Infiniband (IB) is a computer network communication link used in high-performance computing, that enables seamless data interconnection between and within computers connected in network. IB standard requires presence of software entities on at least one of the nodes connected in IB network. Software entities such as, for example, Subnet Manager (SM) performs task of assigning addresses and routing table configurations. Applications that use existing multicast

management face several problems that arise from election of a new SM when a previous instance fails. This is a valid scenario that may happen because a node running SM instance is rebooted or has a hardware or software failure. Since the definition of existing multicast groups and knowledge of which ports are joined exists only in the memory of SM

process, the new SM resets all switch multicast forwarding tables resulting in severe delays. So a method is needed for optimizing multicast management in IB networks that can avoid data traffic interruption and would consider restart or

reelect of SM as a least effective event.

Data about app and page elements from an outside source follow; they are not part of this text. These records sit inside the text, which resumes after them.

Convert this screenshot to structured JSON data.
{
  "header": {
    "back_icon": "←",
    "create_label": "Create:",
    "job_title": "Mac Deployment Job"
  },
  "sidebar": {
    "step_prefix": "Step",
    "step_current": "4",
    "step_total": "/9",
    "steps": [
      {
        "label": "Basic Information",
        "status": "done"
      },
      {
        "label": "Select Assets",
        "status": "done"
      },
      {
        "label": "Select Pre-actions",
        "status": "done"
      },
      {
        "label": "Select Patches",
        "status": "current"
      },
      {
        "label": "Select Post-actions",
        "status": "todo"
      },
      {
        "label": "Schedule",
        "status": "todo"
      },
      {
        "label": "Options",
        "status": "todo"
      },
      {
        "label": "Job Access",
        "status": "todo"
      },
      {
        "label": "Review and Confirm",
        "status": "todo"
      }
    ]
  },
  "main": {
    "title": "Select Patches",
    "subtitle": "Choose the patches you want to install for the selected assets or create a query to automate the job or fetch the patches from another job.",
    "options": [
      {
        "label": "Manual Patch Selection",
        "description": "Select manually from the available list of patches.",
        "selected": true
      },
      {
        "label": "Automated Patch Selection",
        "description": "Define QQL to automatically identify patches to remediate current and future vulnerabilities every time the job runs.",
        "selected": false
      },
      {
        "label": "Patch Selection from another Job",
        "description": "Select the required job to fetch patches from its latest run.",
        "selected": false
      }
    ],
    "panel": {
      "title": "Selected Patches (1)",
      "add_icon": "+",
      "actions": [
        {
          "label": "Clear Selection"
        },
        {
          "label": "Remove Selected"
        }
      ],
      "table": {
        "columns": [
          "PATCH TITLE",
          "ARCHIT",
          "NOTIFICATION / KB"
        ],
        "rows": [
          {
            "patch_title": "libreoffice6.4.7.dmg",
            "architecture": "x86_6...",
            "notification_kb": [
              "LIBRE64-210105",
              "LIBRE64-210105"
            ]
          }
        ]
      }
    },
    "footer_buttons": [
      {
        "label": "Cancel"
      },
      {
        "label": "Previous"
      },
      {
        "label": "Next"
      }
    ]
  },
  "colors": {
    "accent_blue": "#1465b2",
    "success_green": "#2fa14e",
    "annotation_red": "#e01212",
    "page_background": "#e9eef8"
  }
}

Disclosed are two methods and systems for optimizing multicast management in infiniband (IB) networks. The first method and system utilizes one or more multicast groups with a predefined multicast local address (MLID) assigned to each of the one or more multicast groups. These static multicast group definitions include other required group parameters like QKEY, MGID, etc. Software entities (ex: Subnet Manager (SM)) and software applications that use multicast management share predefined multicast group definitions. Static multicast definitions are used for enabling communications between software applications that are expected to run on each endpoint (example of important applications include IP over IB and Ethernet over IB protocols). Thereafter, each software application configures a QP and an address handle for joining them to a static definition of QKEY, multicast global identifier (MGID) and MLID but is not required to send JOIN requests to SM . Thereafter, the SM joins relevant switch ports to the predefined multicast groups as described below.

In accordance with the first method and system, switch ports can toggle between states such as active and inactive. The SM process considers all active end points as joined, an inactive end points as un-joined for multicast routing

configuration and reference counting. When a switch port is active and connects to an end point, the SM joins the switch port to the predefined MLIDs. However when a switch port is not active, the SM removes the switch port from the predefined MLIDs. Further,...